## PROBLEM DETAILS
Set the listing down once more, exactly as given.

## RECORDS
************
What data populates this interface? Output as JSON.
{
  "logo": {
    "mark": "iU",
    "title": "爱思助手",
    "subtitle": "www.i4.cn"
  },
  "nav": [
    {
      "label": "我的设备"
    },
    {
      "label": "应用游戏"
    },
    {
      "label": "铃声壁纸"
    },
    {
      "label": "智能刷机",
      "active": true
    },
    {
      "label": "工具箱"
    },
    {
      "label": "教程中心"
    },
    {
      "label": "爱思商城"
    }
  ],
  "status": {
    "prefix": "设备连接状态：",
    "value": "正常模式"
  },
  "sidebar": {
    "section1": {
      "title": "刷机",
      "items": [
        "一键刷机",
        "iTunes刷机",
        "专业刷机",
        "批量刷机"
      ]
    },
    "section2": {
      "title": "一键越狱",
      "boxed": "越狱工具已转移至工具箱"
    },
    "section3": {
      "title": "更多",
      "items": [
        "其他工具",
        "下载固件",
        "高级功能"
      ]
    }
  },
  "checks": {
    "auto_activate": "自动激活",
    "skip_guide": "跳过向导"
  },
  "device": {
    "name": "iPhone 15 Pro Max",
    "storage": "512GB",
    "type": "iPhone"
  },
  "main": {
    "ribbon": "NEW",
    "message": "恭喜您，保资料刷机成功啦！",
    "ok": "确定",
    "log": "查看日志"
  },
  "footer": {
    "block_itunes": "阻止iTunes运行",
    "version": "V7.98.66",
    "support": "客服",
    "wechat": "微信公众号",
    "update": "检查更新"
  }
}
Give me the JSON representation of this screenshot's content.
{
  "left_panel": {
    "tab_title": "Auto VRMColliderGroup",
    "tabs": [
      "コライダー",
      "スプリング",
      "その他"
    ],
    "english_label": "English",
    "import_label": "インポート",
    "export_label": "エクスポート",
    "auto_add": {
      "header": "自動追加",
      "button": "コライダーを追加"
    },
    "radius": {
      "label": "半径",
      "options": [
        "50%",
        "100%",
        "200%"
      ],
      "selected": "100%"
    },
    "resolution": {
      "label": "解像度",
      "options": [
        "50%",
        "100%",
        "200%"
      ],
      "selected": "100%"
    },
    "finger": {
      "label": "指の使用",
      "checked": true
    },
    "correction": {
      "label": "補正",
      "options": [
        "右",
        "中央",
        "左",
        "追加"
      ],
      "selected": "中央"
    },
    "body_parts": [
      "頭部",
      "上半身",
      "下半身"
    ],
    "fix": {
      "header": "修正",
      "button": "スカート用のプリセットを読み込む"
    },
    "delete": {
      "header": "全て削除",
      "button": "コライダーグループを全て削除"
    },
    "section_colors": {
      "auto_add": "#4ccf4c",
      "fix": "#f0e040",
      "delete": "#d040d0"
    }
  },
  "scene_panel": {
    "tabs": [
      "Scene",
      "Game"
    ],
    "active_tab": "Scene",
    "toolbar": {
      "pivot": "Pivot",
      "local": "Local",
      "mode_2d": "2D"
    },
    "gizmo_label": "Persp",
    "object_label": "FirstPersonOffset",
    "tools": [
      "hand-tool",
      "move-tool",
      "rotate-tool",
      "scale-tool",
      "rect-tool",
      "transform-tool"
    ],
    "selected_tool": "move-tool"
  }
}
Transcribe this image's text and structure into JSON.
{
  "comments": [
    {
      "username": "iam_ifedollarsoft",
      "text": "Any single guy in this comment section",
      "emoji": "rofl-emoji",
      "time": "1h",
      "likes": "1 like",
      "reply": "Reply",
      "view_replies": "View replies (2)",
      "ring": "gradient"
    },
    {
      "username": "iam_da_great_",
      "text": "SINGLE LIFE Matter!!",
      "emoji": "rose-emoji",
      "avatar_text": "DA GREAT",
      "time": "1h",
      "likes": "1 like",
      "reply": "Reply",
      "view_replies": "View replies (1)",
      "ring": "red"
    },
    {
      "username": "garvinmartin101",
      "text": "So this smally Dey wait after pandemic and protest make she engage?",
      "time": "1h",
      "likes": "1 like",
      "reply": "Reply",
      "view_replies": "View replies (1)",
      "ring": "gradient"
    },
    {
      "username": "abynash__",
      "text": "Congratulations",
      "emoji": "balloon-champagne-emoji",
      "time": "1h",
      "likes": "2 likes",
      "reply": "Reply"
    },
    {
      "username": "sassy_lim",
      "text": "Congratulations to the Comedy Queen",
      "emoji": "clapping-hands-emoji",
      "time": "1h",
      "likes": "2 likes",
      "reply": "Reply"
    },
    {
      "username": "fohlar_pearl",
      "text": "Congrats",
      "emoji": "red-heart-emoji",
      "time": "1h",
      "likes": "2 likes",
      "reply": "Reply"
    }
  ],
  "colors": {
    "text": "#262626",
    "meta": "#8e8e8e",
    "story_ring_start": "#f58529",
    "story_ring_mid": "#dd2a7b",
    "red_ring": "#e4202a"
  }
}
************
## EXERCISE OUTPUT
What data populates this interface? Output as JSON.
{
  "logo": {
    "mark": "iU",
    "title": "爱思助手",
    "subtitle": "www.i4.cn"
  },
  "nav": [
    {
      "label": "我的设备"
    },
    {
      "label": "应用游戏"
    },
    {
      "label": "铃声壁纸"
    },
    {
      "label": "智能刷机",
      "active": true
    },
    {
      "label": "工具箱"
    },
    {
      "label": "教程中心"
    },
    {
      "label": "爱思商城"
    }
  ],
  "status": {
    "prefix": "设备连接状态：",
    "value": "正常模式"
  },
  "sidebar": {
    "section1": {
      "title": "刷机",
      "items": [
        "一键刷机",
        "iTunes刷机",
        "专业刷机",
        "批量刷机"
      ]
    },
    "section2": {
      "title": "一键越狱",
      "boxed": "越狱工具已转移至工具箱"
    },
    "section3": {
      "title": "更多",
      "items": [
        "其他工具",
        "下载固件",
        "高级功能"
      ]
    }
  },
  "checks": {
    "auto_activate": "自动激活",
    "skip_guide": "跳过向导"
  },
  "device": {
    "name": "iPhone 15 Pro Max",
    "storage": "512GB",
    "type": "iPhone"
  },
  "main": {
    "ribbon": "NEW",
    "message": "恭喜您，保资料刷机成功啦！",
    "ok": "确定",
    "log": "查看日志"
  },
  "footer": {
    "block_itunes": "阻止iTunes运行",
    "version": "V7.98.66",
    "support": "客服",
    "wechat": "微信公众号",
    "update": "检查更新"
  }
}
Give me the JSON representation of this screenshot's content.
{
  "left_panel": {
    "tab_title": "Auto VRMColliderGroup",
    "tabs": [
      "コライダー",
      "スプリング",
      "その他"
    ],
    "english_label": "English",
    "import_label": "インポート",
    "export_label": "エクスポート",
    "auto_add": {
      "header": "自動追加",
      "button": "コライダーを追加"
    },
    "radius": {
      "label": "半径",
      "options": [
        "50%",
        "100%",
        "200%"
      ],
      "selected": "100%"
    },
    "resolution": {
      "label": "解像度",
      "options": [
        "50%",
        "100%",
        "200%"
      ],
      "selected": "100%"
    },
    "finger": {
      "label": "指の使用",
      "checked": true
    },
    "correction": {
      "label": "補正",
      "options": [
        "右",
        "中央",
        "左",
        "追加"
      ],
      "selected": "中央"
    },
    "body_parts": [
      "頭部",
      "上半身",
      "下半身"
    ],
    "fix": {
      "header": "修正",
      "button": "スカート用のプリセットを読み込む"
    },
    "delete": {
      "header": "全て削除",
      "button": "コライダーグループを全て削除"
    },
    "section_colors": {
      "auto_add": "#4ccf4c",
      "fix": "#f0e040",
      "delete": "#d040d0"
    }
  },
  "scene_panel": {
    "tabs": [
      "Scene",
      "Game"
    ],
    "active_tab": "Scene",
    "toolbar": {
      "pivot": "Pivot",
      "local": "Local",
      "mode_2d": "2D"
    },
    "gizmo_label": "Persp",
    "object_label": "FirstPersonOffset",
    "tools": [
      "hand-tool",
      "move-tool",
      "rotate-tool",
      "scale-tool",
      "rect-tool",
      "transform-tool"
    ],
    "selected_tool": "move-tool"
  }
}
Transcribe this image's text and structure into JSON.
{
  "comments": [
    {
      "username": "iam_ifedollarsoft",
      "text": "Any single guy in this comment section",
      "emoji": "rofl-emoji",
      "time": "1h",
      "likes": "1 like",
      "reply": "Reply",
      "view_replies": "View replies (2)",
      "ring": "gradient"
    },
    {
      "username": "iam_da_great_",
      "text": "SINGLE LIFE Matter!!",
      "emoji": "rose-emoji",
      "avatar_text": "DA GREAT",
      "time": "1h",
      "likes": "1 like",
      "reply": "Reply",
      "view_replies": "View replies (1)",
      "ring": "red"
    },
    {
      "username": "garvinmartin101",
      "text": "So this smally Dey wait after pandemic and protest make she engage?",
      "time": "1h",
      "likes": "1 like",
      "reply": "Reply",
      "view_replies": "View replies (1)",
      "ring": "gradient"
    },
    {
      "username": "abynash__",
      "text": "Congratulations",
      "emoji": "balloon-champagne-emoji",
      "time": "1h",
      "likes": "2 likes",
      "reply": "Reply"
    },
    {
      "username": "sassy_lim",
      "text": "Congratulations to the Comedy Queen",
      "emoji": "clapping-hands-emoji",
      "time": "1h",
      "likes": "2 likes",
      "reply": "Reply"
    },
    {
      "username": "fohlar_pearl",
      "text": "Congrats",
      "emoji": "red-heart-emoji",
      "time": "1h",
      "likes": "2 likes",
      "reply": "Reply"
    }
  ],
  "colors": {
    "text": "#262626",
    "meta": "#8e8e8e",
    "story_ring_start": "#f58529",
    "story_ring_mid": "#dd2a7b",
    "red_ring": "#e4202a"
  }
}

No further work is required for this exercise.